“Sir, let it alone this year also, until I dig around it and put on manure.” –Luke 13:8
When life is hard – when everything seems to be going wrong – how can we think about our circumstances in a way that protects us from being gripped by anxiety, bitterness, or hopeless despair? Consider the following fictional scenario:
Kate’s sweet and thoughtful daughter Akira has been invaded by the body snatchers. Or maybe just a wicked case of teenage hormones from the fiery nether regions. Akira’s constant put downs and outright contempt drag Kate into the pit of despair. Every night, she tosses and turns, wracked with anxiety over the state of the relationship. Every morning, she kicks herself, knowing today will not be the day she has enough energy to sign up for the volunteer project she’s been avoiding.
Is there anything Kate could be doing differently? For months now, she’s been begging God to change Akira’s heart, to no avail. “Could it be, Lord, she prayed, that You are using Akira to change something in me??”
One day, in her quiet time, she came across a parable that confirmed her suspicions.

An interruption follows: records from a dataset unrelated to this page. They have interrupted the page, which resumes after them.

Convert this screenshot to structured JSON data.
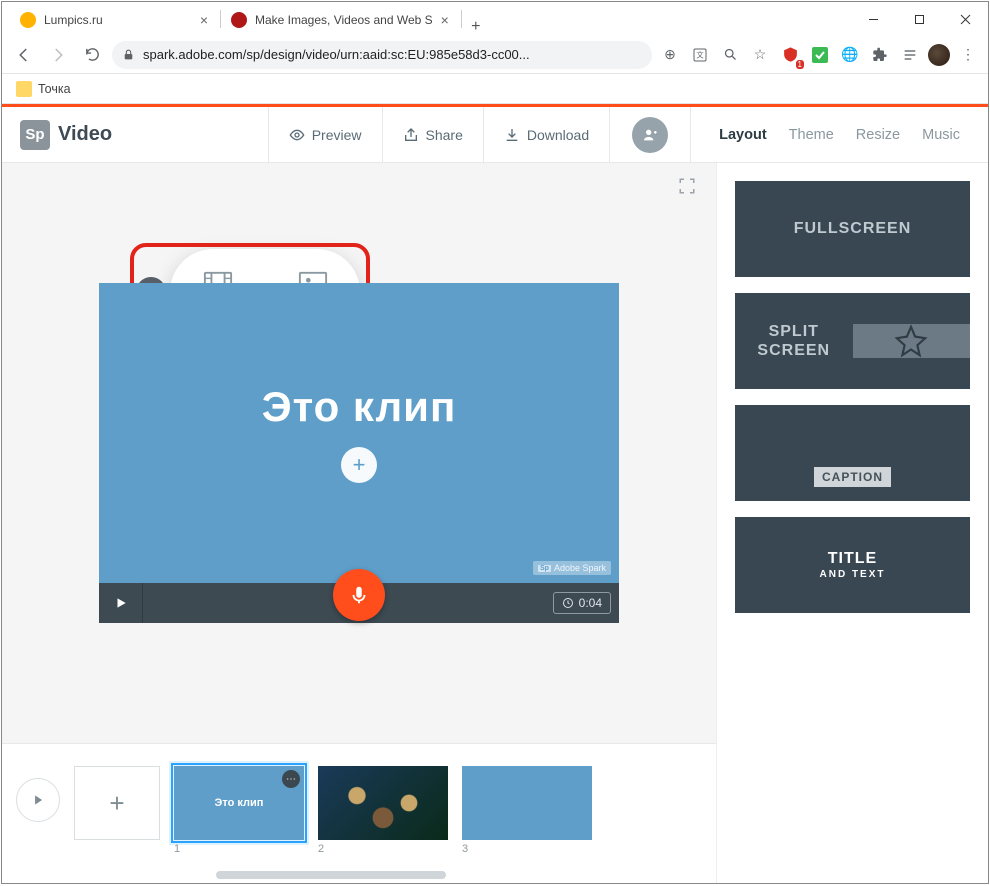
{
  "browser": {
    "tabs": [
      {
        "title": "Lumpics.ru",
        "favicon": "#ffb300"
      },
      {
        "title": "Make Images, Videos and Web S",
        "favicon": "#b01818"
      }
    ],
    "url": "spark.adobe.com/sp/design/video/urn:aaid:sc:EU:985e58d3-cc00...",
    "bookmark": "Точка"
  },
  "app": {
    "brand_logo": "Sp",
    "brand_name": "Video",
    "header_buttons": {
      "preview": "Preview",
      "share": "Share",
      "download": "Download"
    },
    "tabs": {
      "layout": "Layout",
      "theme": "Theme",
      "resize": "Resize",
      "music": "Music"
    }
  },
  "popover": {
    "video": "Video",
    "photo": "Photo"
  },
  "slide": {
    "title": "Это клип",
    "watermark": "Adobe Spark",
    "watermark_logo": "Sp",
    "duration": "0:04"
  },
  "layouts": {
    "fullscreen": "FULLSCREEN",
    "split": "SPLIT SCREEN",
    "caption": "CAPTION",
    "title": "TITLE",
    "title_sub": "AND TEXT"
  },
  "timeline": {
    "thumbs": [
      {
        "n": "1",
        "label": "Это клип"
      },
      {
        "n": "2",
        "label": ""
      },
      {
        "n": "3",
        "label": ""
      }
    ]
  }
}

And he told this parable: “A man had a fig tree planted in his vineyard, and he came seeking fruit on it and found none. And he said to the vinedresser, ‘Look, for three years now I have come seeking fruit on this fig tree, and I find none. Cut it down. Why should it use up the ground?’
And he answered him, ‘Sir, let it alone this year also, until I dig around it and put on manure. Then if it should bear fruit next year, well and good; but if not, you can cut it down.’” – Luke 13:6-9
Immediately Kate felt a prick in her conscience – first about the volunteer work she’d been avoiding, but also about how complacent she’d been in ‘seeking first the kingdom of God and his righteousness’. In the margins of her Bible she wrote, “The vinedresser was caring, patient and wise! He knew exactly what conditions were necessary to produce fruit. So, he put on manure. He put on manure!”
As if with a new set of eyes, Kate thought about Akira’s hostility. Before, all she could see was piles and piles of manure. But now she saw God’s hand in it – his merciful hand, patiently working to help her grow and experience the joy of bearing fruit! “God made me to be fruitful,” Kate wrote in her prayer journal. “But my fruit won’t mature if I let it be choked by ‘life’s worries, riches and pleasures.’ Lord, please help me persevere and ‘produce a good crop’”
What good fruit would grow in a garden without some high-quality fertilizer? What good fruit will God produce in us when we recognize His hand in stinky circumstances?
“Lord, please open my eyes to see your good purposes in hard times.”